( as of Sept 30th 2014 ) These are the instructions for how to do it if you’ve already got it configured and need to add a new app / device. If you don’t have it set up already, GitHub’s docs are… probably passable. Go to Settings Click on Security In the “Two-factor authentication” section click “Edit” Yes, even though you don’t want to edit it. Under “Delivery options” click “Reconfigure two-factor authentication Yes, even though you don’t want to reconfigure it.
This afternoon my intern asked me this simple question. She’s a new developer, and a friend of hers is working in a fresh codebase, with best practices. Everything is nice, and he can keep the entirety of it in his head. She’s working with my team, Support Engineering. We’re the front-line bug squashers at our company. We’ve got a legacy codebase with no tests and brain melting insanity around every bend.
First, it should be noted that not all stories are “User Stories”. For example a developer might be tasked with manually running some script. The Story might simply be “run the fooberry script”. For everything that effects the UI, use a template: As a < type of user > I want < to perform some task > So that < I can achieve some goal > Note that it’s all about what the user wants.
Finding the Github pull request associated with a branch. Work on a large enough project, with other people and sooner or later you’re going to find some commit, or branch, and want to know what was in the pull request that merged it in. Maybe you want to see what other commits got merged over at the same time. Maybe you want to see what the diff was at that point in time.
Writing code is a lot like maintaining a Bonsai Tree. If you stop pruning it it’ll stop being a Bonsai and turn into a bush. Little tweaks, frequently aesthetic ones, will help to keep it beautiful and under control. It will still grow in unexpected directions, as other developers make changes, but careful pruning will keep it balanced, and healthy. What is “careful pruning” then? Each file is a branch on our tree.
The Daily Standup Meeting is a core aspect of Agile development. The simplified idea is that you want to start the day with a very quick status check of what everyone’s working on, and helps “…to coordinate efforts to resolve difficult and/or time-consuming issues”. But, how do you keep track of the things your minions are working on today and deal with your own tasks, and 400 daily interruptions? For me the answer was to put together the Daily Team Tracker Worksheet.

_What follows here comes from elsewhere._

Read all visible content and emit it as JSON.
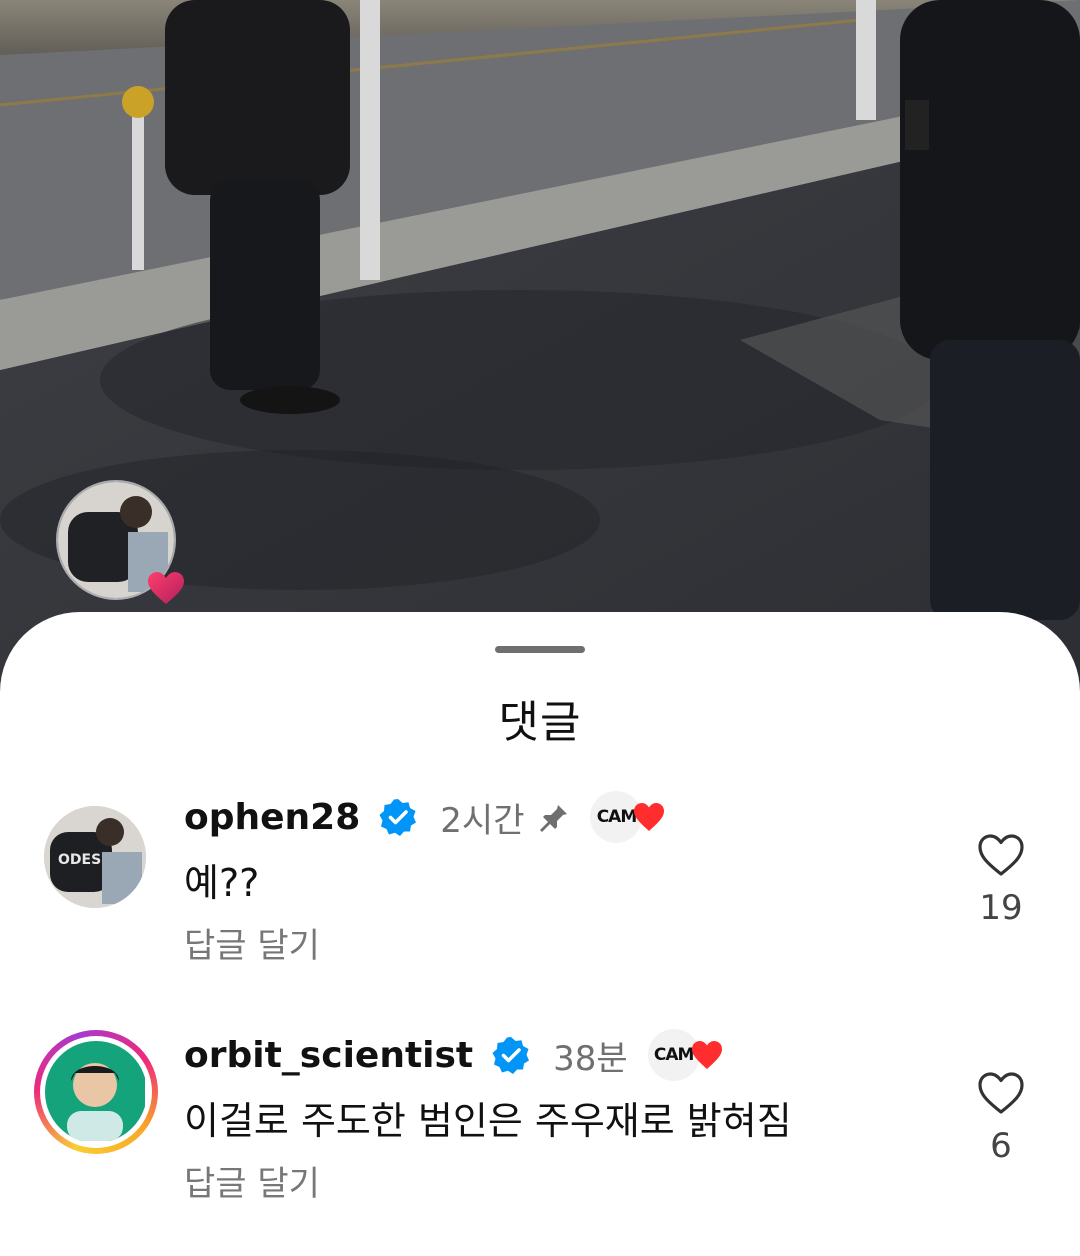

The backstory Once upon a time there was a Kickstarter to make the world’s most awesome keyboard / case … thing to “Turn your iPad® into a laptop”. As with most hardware projects on Kickstarter the expected delivery date came and went, and came and went again, but I feel the folks at Crux did a great job of keeping the backers informed, and the reasons it got set back almost always boiled down to them not being willing to accept half-assed Chinese manufacturing even if it would have gotten it into our hands sooner.
The thing about today is that we have the power. We, can destroy this fear. Not by being stoic. Not by being “strong”. By smiling. By being human. By being the neighbors we wish we were surrounded by. Go outside. Smile at a stranger. Ask someone how they’re doing and mean it. Listen. Yesterday’s act was horrific, but I will light up this mother fucking town with smiles, because we are alive, and this world is filled with brilliant people with warm hearts, and their own 200 watt smiles, just waiting to shine.
tldr; git’s default configuration with regards to push is potentially very dangerous. make sure you’ve run git config --global push.default current There are other options for push.default but make sure you read the docs before setting them. setting current as your default behavior means no more complaints about setting upstream when pushing. Perception vs. Reality vis-à-vis git push When it comes to git push most people think “It pushes my current branch’s updates up to the remote server” but that’s only a small part of what’s happening, and ignorance about the rest can leave you with very upset coworkers.
You A Boston area geek well versed in the arts of Triage and Web Development. Wielder of code machete in defense of users. Happy to kill the fast bugs and throw the big ones over the wall to eng. Willing to help buffer other engineers from a stream of interruptions and client requests. Creative thinker who’ll find ways to improve visibility, and increase customer smiles. Willing to code up reports, onboard clients, and find ways to make doing so faster.